“To significantly increase the voice of women in Technology, Mrs. Vollmer is adamant in her view that there needs to be inclusive work environments. Creating that inclusivity is up to those who work in these spaces. The AUC is part of a larger corporation – Adtalem Global Education which has a stated focus on diversity, equity and inclusion. Cathy is fortunate to work in an environment she is empowered and valued for her diversity. One of the ways Adtalem empowers women and the advancement of gender diversity is through the EDGE network. EDGE stands for Empowerment, Diversity, Growth, and Excellence. EDGE supports the enhanced career experience and advancement of women in the workforce and is a vibrant internal program promoting professional development and diversity. It’s a great model that could easily be adopted in other workplaces and at different scales”.
“Providing inspiration is key, in order to increasing the number of girls entering the fields of Science, Technology, Engineering, and Math. Creating opportunities for girls to see women working in the STEM fields first-hand allows them to imagine possibilities for themselves.
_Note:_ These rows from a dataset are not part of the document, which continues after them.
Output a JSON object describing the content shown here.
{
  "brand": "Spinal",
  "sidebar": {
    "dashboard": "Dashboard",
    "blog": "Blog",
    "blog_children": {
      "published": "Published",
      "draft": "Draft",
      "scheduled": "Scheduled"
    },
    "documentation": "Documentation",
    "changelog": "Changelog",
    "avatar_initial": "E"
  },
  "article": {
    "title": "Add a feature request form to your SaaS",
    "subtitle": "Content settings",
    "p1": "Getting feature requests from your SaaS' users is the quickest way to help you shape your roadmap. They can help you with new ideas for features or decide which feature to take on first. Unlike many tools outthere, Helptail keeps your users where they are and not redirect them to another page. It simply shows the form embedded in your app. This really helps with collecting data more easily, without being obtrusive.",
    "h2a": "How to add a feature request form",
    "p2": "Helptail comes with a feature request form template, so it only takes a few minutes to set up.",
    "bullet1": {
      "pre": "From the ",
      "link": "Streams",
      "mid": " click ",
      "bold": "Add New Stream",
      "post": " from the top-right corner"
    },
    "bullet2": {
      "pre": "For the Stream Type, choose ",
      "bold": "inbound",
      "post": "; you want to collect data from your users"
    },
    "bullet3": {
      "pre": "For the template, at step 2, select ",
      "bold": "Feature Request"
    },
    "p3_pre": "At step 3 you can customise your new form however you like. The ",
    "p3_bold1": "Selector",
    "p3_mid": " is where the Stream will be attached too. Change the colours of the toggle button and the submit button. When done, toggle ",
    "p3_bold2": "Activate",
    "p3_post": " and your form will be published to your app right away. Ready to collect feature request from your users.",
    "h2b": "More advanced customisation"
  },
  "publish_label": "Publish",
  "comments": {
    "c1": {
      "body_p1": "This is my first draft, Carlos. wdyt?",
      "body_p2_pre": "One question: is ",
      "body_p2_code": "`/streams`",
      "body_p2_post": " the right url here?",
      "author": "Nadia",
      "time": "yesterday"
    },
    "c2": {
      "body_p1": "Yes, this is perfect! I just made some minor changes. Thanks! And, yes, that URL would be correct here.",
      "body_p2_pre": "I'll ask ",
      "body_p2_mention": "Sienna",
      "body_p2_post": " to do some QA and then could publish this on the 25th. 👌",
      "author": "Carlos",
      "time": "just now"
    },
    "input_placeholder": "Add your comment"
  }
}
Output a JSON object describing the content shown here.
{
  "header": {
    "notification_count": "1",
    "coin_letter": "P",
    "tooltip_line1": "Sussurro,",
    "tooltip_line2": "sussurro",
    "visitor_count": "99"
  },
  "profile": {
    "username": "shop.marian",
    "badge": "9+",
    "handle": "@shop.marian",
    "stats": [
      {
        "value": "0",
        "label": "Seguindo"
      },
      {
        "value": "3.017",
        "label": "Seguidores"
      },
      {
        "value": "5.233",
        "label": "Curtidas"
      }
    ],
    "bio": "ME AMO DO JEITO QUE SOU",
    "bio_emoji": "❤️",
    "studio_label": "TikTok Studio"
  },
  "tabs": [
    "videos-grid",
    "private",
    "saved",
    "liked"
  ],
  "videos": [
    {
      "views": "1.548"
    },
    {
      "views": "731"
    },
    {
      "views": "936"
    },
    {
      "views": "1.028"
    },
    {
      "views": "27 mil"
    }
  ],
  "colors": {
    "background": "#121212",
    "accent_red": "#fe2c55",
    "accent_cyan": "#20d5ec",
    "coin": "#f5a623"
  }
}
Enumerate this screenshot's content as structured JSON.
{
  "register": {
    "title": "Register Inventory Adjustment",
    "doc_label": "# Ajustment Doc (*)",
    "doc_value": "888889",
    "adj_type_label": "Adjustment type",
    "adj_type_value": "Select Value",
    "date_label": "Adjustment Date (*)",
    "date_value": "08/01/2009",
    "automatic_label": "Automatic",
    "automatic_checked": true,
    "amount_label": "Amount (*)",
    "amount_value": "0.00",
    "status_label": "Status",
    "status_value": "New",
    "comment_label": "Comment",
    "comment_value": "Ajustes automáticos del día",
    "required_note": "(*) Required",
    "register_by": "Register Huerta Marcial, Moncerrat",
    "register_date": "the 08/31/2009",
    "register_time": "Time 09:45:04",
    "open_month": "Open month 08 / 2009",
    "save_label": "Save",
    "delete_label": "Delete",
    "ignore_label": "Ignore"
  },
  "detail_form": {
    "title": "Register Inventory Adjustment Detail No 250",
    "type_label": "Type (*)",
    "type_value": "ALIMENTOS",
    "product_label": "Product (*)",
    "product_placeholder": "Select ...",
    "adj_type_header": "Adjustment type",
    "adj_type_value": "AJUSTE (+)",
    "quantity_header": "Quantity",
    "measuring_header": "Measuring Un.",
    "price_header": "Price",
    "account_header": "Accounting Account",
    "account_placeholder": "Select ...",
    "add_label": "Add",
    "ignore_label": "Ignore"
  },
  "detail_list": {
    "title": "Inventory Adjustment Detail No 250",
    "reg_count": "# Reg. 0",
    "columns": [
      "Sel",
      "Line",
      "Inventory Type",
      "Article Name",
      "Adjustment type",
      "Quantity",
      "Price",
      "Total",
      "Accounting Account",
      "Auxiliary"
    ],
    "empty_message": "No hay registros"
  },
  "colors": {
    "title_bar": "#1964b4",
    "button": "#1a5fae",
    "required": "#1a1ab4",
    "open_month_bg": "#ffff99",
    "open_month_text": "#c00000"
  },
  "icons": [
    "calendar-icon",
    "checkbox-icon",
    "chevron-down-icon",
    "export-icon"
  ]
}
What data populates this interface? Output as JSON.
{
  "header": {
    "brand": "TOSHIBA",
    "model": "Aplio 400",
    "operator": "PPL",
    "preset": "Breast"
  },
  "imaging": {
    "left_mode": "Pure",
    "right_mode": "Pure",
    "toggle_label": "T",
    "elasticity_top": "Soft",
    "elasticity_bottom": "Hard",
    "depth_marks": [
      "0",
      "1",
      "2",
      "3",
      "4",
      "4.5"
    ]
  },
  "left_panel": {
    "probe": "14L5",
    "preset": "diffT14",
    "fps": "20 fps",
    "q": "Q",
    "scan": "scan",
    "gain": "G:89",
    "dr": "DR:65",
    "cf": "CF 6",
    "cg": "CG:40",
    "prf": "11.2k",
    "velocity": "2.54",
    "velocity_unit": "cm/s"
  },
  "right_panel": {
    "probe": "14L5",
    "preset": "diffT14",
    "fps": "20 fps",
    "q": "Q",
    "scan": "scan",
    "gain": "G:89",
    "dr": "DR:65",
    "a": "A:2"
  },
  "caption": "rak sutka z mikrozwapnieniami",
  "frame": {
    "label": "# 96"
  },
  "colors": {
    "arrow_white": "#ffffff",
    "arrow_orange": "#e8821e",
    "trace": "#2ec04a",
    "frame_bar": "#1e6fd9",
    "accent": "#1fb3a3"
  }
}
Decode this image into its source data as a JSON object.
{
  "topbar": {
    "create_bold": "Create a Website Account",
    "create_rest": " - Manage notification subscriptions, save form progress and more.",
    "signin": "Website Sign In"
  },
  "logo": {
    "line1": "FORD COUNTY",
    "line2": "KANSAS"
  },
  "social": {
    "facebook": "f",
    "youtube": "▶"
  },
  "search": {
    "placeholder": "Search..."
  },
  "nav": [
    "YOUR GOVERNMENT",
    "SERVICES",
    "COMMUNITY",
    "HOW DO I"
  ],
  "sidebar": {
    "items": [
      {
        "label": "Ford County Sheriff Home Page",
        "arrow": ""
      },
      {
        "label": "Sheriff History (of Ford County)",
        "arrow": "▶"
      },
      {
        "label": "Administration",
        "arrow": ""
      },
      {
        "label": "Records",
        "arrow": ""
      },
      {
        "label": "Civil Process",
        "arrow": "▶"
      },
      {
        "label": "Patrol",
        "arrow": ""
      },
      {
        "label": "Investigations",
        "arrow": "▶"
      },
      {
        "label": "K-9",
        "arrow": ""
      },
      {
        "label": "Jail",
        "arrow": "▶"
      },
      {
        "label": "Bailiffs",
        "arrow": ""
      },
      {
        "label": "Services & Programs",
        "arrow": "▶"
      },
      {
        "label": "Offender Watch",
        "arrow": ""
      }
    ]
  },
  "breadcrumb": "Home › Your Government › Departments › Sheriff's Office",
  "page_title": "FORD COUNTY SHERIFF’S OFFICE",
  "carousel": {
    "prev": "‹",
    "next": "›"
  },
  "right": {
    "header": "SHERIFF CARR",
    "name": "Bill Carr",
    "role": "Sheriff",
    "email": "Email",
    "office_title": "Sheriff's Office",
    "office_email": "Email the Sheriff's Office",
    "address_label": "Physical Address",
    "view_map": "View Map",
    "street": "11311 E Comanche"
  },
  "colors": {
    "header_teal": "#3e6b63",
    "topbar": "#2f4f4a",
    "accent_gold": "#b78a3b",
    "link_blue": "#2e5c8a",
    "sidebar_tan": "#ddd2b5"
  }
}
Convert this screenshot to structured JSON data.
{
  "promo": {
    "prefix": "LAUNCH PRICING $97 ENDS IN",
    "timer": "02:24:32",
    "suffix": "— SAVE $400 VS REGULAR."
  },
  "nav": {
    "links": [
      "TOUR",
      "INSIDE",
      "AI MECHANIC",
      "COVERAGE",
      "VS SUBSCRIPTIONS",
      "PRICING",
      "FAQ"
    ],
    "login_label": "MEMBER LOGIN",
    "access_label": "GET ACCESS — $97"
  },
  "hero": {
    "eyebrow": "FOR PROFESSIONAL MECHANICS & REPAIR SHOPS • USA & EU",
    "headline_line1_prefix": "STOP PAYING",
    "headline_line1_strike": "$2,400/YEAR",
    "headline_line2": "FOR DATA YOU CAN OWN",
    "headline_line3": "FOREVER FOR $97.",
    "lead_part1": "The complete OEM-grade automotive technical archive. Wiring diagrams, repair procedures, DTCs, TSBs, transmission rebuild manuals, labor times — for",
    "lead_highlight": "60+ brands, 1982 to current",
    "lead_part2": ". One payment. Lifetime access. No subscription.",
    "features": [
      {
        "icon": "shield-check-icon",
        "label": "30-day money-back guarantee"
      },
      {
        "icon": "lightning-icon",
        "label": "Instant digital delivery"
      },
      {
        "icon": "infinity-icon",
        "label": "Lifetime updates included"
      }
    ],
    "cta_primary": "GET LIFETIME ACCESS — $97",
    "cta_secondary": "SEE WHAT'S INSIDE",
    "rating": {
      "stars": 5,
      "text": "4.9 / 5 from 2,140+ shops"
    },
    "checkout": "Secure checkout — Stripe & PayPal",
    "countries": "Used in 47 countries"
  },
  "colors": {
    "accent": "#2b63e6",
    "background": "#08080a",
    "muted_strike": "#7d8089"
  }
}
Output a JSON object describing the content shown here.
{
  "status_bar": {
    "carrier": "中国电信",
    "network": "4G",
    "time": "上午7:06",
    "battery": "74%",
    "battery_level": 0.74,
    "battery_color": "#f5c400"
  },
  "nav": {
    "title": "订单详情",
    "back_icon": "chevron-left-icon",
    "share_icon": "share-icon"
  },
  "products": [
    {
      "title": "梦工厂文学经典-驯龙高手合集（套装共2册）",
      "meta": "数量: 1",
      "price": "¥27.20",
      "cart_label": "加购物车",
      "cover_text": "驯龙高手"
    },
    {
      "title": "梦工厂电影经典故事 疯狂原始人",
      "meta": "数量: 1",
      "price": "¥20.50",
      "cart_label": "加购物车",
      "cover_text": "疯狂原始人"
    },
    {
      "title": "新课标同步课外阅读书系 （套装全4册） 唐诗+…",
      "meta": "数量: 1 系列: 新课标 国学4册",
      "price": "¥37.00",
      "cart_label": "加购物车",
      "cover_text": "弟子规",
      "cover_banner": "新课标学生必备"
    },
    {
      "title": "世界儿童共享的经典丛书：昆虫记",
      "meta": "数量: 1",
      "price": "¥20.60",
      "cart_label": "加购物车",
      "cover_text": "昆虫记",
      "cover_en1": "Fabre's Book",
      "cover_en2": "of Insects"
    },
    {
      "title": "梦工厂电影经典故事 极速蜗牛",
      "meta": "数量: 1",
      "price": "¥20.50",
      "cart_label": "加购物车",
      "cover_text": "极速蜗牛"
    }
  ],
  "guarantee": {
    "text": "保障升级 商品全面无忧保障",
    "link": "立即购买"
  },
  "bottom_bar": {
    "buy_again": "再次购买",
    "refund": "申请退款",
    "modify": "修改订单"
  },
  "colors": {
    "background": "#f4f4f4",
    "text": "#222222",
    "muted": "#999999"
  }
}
As women and women leaders, no matter what field of work we are in, we can provide shadowing, mentoring, and apprenticeship opportunities to young girls and women stated Cathy Vollmer”.
“She continued by saying that along with inspiration, we must provide girls with the confidence that they can do the math, that they can be complex problem solvers, they can innovate and thrive in a technical field. Making a game of math and science, and providing safe spaces for girls to experiment and try their hand at designing and innovating is one way to build confidence”. Mrs. Vollmer gave an excellent example whereby each year chapters of the American Society of Mechanical Engineers hold Egg Drop Contests. In this contest students attempt to achieve what seems impossible – dropping raw eggs from a significant height, sometimes several stories, without breaking the eggs.
The objective is to inspire engineering thought and design. The lightest apparatus that protects the egg from breaking wins. “Peridot Foundation looks forward to accepting this challenge from Mrs. Vollmer and introducing this egg-drop science contest at schools in Sint Maarten, said Arrindell”.
“Cathy Vollmer concluded her address by sharing a report by the National Science Foundation that states that women only make up 28% of the workforce in science and engineering fields. Breaking down stereotypes and gender bias is possible by instilling confidence in girls so they believe that they too can be good at math and can be problem solvers through games and events designed to inspire engineering thought and design. When they enter the workforce as women, it is incumbent upon us ( women) to support them, mentor them, and nurture their professional development, so that they can be the inspiration for the next generation”
Gracita concludes: “Peridot Foundation salutes Cathy Vollmer for her leadership and encouragement to all girls and women who aspire to study, work and excel in the field of innovation and technology for the advancement of humanity”.